Hirayama, K., Akagi, R., Moniwa, Y., Okada, J., & Takahashi, H. (2017). Transversus abdominis elasticity during various exercises: A shear wave ultrasound elastography study. The International Journal of Sports Physical Therapy, 12(4), 601–606.
Ishøi, L., Sørensen, C. N., Kaae, N. M., Jørgensen, L. B., Hölmich, P., & Serner, A. (2016). Large eccentric strength increase using the Copenhagen Adduction exercise in football- A randomized controlled trial. Scandinavian Journal of Medicine & Science in Sports, 26(11), 1134–1342.
Lesinski, M., Hortoba, T., Muehlbauer, T., Gollhofer, A., & Granacher, U. (2015). Dose-Response Relationships of Balance Training in Healthy Young Adults : A Systematic Review and Meta-Analysis. Journal of Sports Medicine, 45(4), 557–576.
Nelson, A.G., & Kokkonen, J. (2020). Stretching anatomy. Champaign, IL: Human Kinetics.
Neumann, D. A. (2010). Kinesiology of the Hip: A Focus on Muscular Actions. Journal of Orthopaedic & Sports Physical Therapy, 40(2), 82–94.
Okubo, Y., Kaneoka, K., Imai, A., Shiina, I., Tatsumura, M., Izumi, S., & Miyakawa, S. (2010). Electromyographic analysis of transversus abdominis and lumbar multifidus using wire electrodes during lumbar stabilization exercises. Journal of Orthopaedic & Sports Physical Therapy, 40(11), 743–749.
Polglass, G., Burrows, A., & Wilett, M. (2019). Impact of a modified progressive Copenhagen adduction exercise programme on hip adduction strength and postexercise muscle soreness in professional footballers. British Journal of Sports Medicine, 5(1), 1–7.
Retchford, T. H., Crossley, K. M., Grimaldi, A., Kemp, J. L., & Cowan, S. M. (2013). Can local muscles augment stability in the hip ? A narrative literature review. Journal of Musculoskeletal and Neuronal Interactions, 13(1), 1–12.
Ryan, J., Mc Creesh, K., & De Burca, N. (2014). Risk Factors for Groin/ Hip Injuries in Field Based Sports: A Systematic Review. British Journal of Sports Medicine, 48(14), 1089–1096.
Sathe, P. K. (2017). Assessment and management of adductor strain. Saudi Journal of Sports Medicine, 17(2), 118–120.
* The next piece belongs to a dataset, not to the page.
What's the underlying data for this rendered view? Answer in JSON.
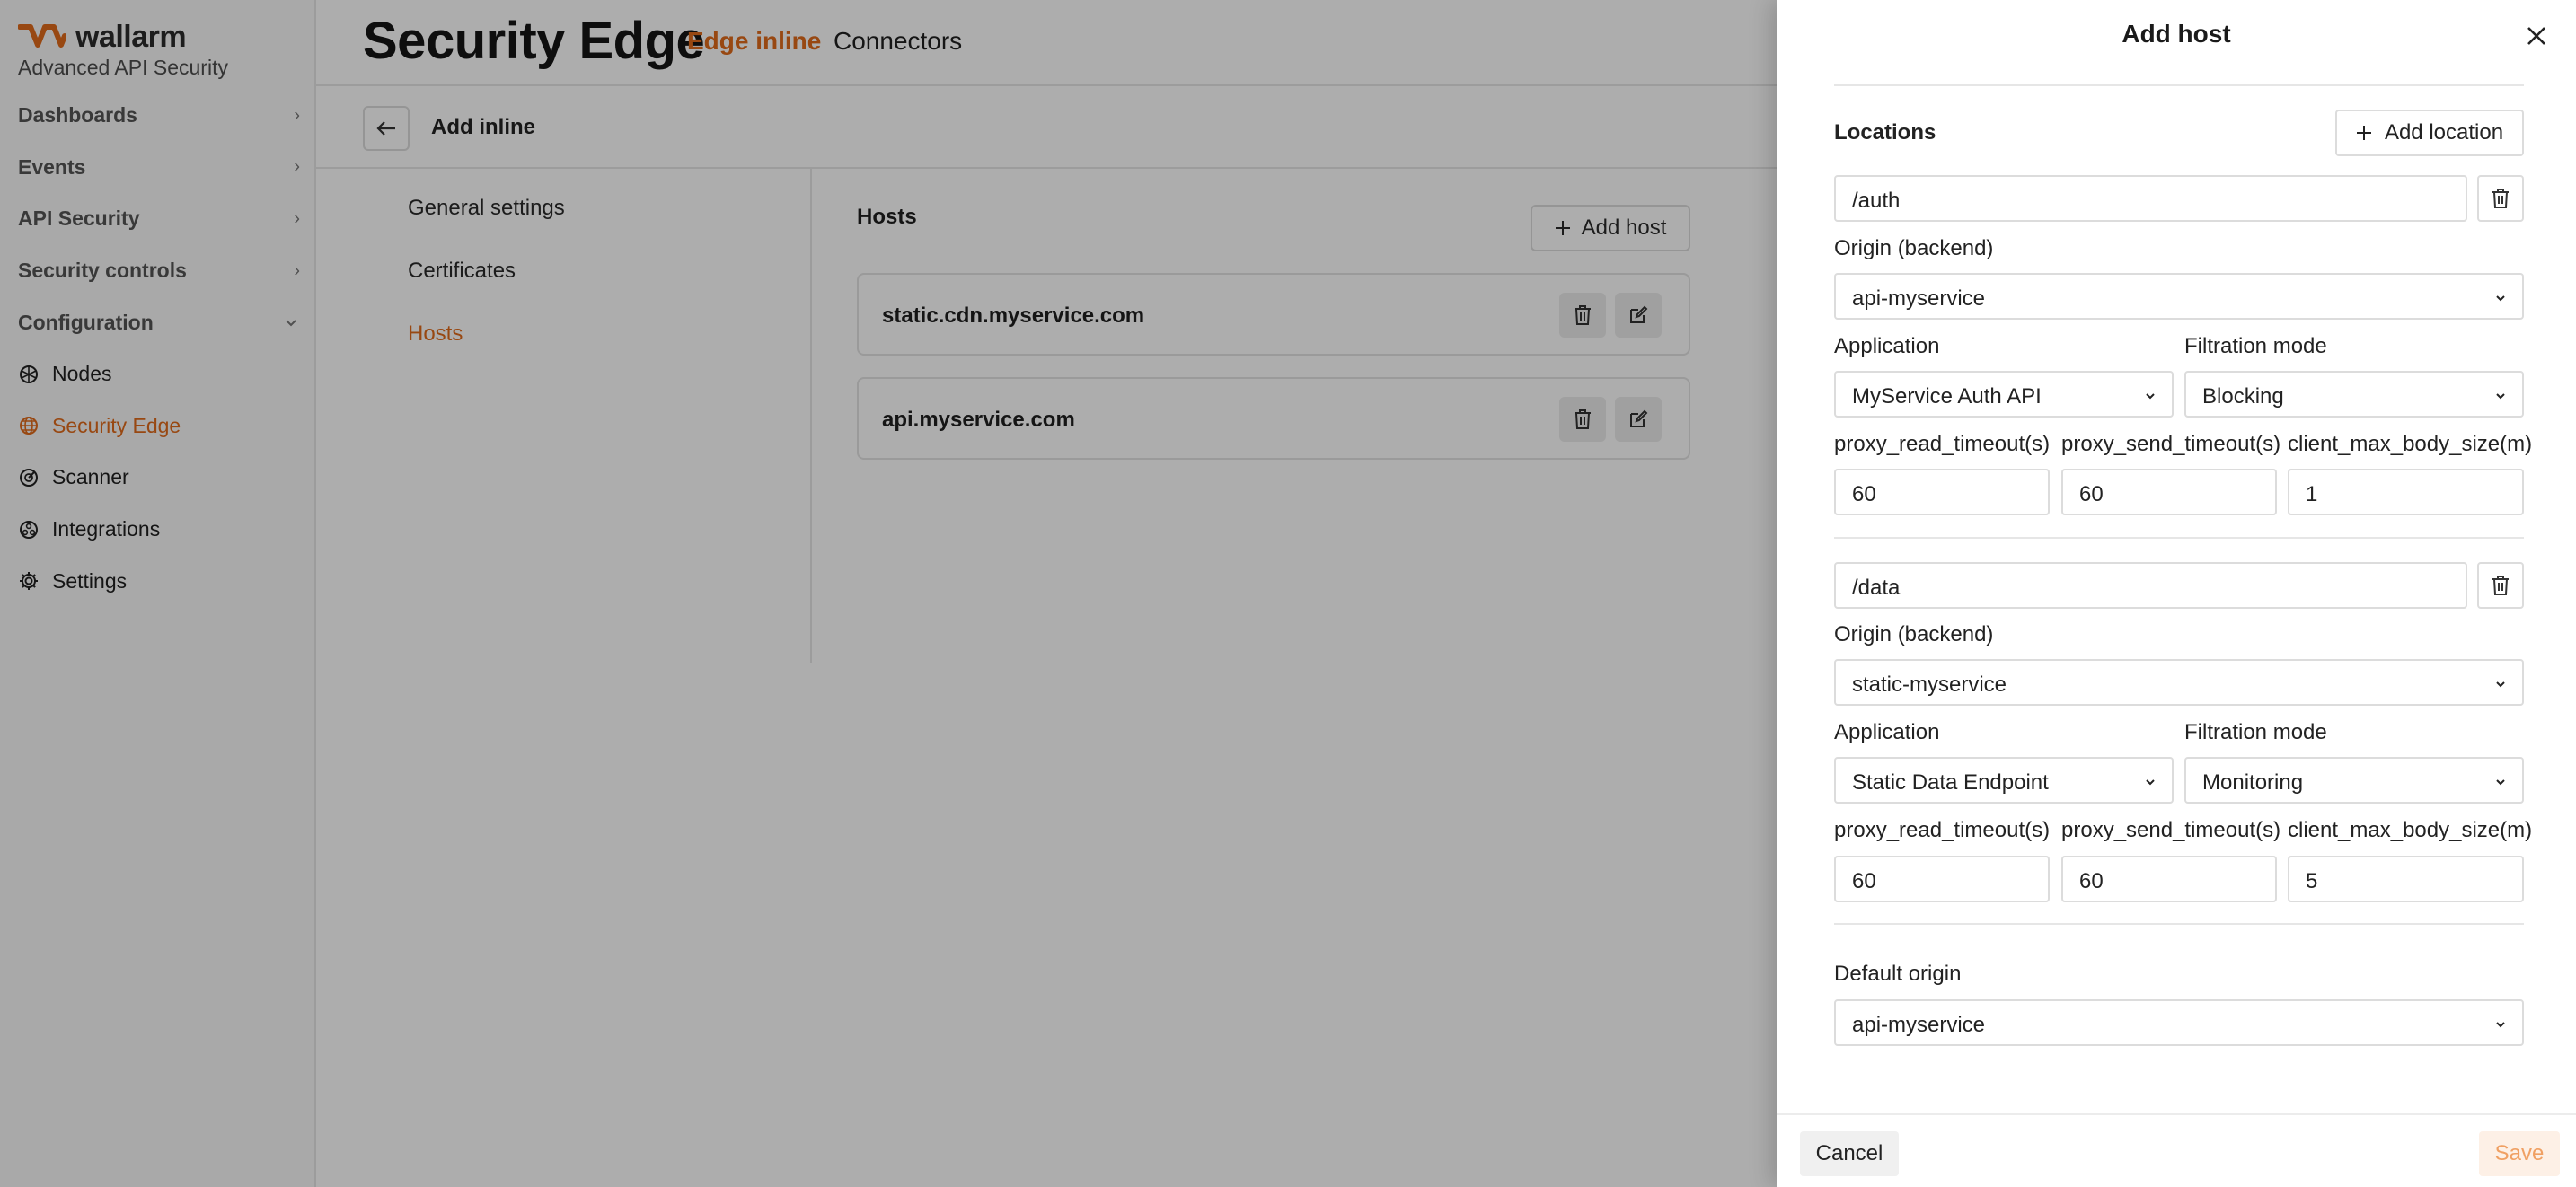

Whittaker, J. L., Small, C., Maffey, L., & Emery, C. A. (2015). Risk factors for groin injury in sport : an updated systematic review. British Journal of Sports Medicine, 49(12), 803–809.